Faith in Action

New Hilton Head group has a message for the community: Hate speech has no place here

Brad Bloom
Brad Bloom

The Lowcountry Coalition Against Hate, a new group on Hilton Head Island, believes hate speech has no place on our island.

Made up of more than thirty-five representatives from various organizations, the group met recently to discuss how a diverse group of community leaders might set an example that such speech would not be accepted in our public discourse.

The group includes leaders from the both political parties and community organizations from both the liberal and conservative sectors. These sectors, who sometimes oppose one another, have transcended their differences.

Thee group formed after a mayoral candidate who questions whether the Holocaust happened announced his candidacy. A second candidate for mayor later spoke of her admiration of Adolph Hitler, complimenting his so-called skills of uniting his people.

The coalition wants to help Hilton Head voters understand how important it is to counter hate with truth and knowledge of the facts of history, especially about the Holocaust.

It also hopes to rally the community rather than destroying or demonizing individual people.

Our objective is to teach old and young alike that communities thrive not only on their economic resources but on their moral foundation.

It is does not matter whether these two candidates have no real chance to win the election.

What really matters is our integrity as a community.

The coalition wants to send a message to our youth that the adult world that makes the rules abides by the principle that America rejects hate and respects the history of all the peoples who live here. It does not seek to endorse any candidate but wants all prospective leaders to support the principles that hate speech is wrong and that efforts to lie about the Holocaust are wrong.

Only one candidate has issued a statement to this effect.

Will other community leaders and organizations remain silent?

Is silence in the face of hate speech the message our young deserve from elected officials?

I have faced this issue directly with teens in the congregation. For the last two years we have sent two delegations of juniors and seniors on a special mission called the March of the Living.

For ten days, the teens travel first to Poland. They learn about the Holocaust, meet teens from Poland and participate in a march through the gates of the Auschwitz concentration camp.

They then travel to Israel where they learn about the miracle of that country and how it was founded.

I could not look them in the eye and say that it was OK for them to go far away to Auschwitz but find hate tolerated in our community.

What example is that for them to follow?

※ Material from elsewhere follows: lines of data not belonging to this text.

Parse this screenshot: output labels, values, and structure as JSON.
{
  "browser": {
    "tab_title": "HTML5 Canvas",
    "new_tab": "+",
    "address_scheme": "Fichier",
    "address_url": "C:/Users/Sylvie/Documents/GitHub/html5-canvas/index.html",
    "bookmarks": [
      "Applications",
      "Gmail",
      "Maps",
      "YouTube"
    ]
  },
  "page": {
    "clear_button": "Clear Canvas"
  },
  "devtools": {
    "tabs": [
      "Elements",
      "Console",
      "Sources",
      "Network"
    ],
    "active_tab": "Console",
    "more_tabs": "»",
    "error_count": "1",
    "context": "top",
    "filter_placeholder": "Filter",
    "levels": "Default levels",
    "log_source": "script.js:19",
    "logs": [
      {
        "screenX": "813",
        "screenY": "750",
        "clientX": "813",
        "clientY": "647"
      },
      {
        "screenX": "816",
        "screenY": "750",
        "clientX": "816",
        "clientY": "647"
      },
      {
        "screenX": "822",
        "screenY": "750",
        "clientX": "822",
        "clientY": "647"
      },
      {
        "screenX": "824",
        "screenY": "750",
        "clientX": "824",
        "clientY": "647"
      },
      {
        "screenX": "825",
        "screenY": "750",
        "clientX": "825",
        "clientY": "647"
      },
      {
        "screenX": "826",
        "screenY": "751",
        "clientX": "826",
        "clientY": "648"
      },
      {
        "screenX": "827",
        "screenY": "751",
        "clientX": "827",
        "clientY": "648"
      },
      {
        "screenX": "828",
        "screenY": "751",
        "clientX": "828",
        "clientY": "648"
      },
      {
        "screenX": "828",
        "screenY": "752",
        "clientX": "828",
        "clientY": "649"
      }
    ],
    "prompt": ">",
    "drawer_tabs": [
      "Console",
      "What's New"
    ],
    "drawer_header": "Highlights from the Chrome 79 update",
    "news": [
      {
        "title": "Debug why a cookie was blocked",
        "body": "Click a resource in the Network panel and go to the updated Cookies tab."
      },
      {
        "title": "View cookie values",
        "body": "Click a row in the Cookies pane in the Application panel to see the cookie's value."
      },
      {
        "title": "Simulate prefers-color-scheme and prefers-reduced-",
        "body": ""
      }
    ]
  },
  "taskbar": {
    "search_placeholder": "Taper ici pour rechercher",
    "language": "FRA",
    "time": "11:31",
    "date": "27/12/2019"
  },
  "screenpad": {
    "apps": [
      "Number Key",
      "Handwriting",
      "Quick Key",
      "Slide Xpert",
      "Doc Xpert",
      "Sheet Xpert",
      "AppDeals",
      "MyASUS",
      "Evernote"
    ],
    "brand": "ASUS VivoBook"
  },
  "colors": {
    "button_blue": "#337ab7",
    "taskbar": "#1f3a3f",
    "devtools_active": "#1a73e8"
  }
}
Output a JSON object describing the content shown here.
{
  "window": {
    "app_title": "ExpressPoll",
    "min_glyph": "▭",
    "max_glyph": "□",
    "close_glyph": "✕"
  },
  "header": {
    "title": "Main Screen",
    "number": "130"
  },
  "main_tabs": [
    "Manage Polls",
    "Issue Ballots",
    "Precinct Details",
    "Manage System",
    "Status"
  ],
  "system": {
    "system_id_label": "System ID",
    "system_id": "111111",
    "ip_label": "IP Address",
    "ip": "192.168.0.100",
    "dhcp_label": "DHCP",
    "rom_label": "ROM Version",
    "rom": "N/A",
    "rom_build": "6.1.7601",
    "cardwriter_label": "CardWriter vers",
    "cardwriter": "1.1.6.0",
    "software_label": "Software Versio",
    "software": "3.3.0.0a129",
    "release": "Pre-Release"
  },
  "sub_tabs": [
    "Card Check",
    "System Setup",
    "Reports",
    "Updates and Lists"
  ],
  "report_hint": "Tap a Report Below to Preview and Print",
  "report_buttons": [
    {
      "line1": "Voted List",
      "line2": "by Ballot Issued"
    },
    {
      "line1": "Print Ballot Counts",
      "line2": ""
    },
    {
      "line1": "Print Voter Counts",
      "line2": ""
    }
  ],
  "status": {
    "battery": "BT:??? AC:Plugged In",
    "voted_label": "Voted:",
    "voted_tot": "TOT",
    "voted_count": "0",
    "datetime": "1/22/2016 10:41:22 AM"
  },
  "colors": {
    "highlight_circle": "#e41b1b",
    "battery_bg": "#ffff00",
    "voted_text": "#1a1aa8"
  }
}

This coalition is also concerned about leadership recognizing that any elected official is a symbolic of community values.

If community leaders — no matter how remote their chances of election may be — still believe the Holocaust is fake history then who in God’s name will be the next target of the next crusade for fake truths?

The group wants to remind our community that when we sing “America the Beautiful” the words “God shed his grace on thee” have a special meaning. Because, without God’s watchful eye and divine presence, what kind of nation would we become?

“Not in our town” is a rallying cry for those for whom Hilton Head is much more than a world class resort community.

Coalition members are determined that when the past calls out to the future, we will say, as the prophet Isaiah proclaimed:“I heard the voice of the Lord, saying, Whom shall I send, and who will go or us? Then said I , Here am I; send me.”

  Comments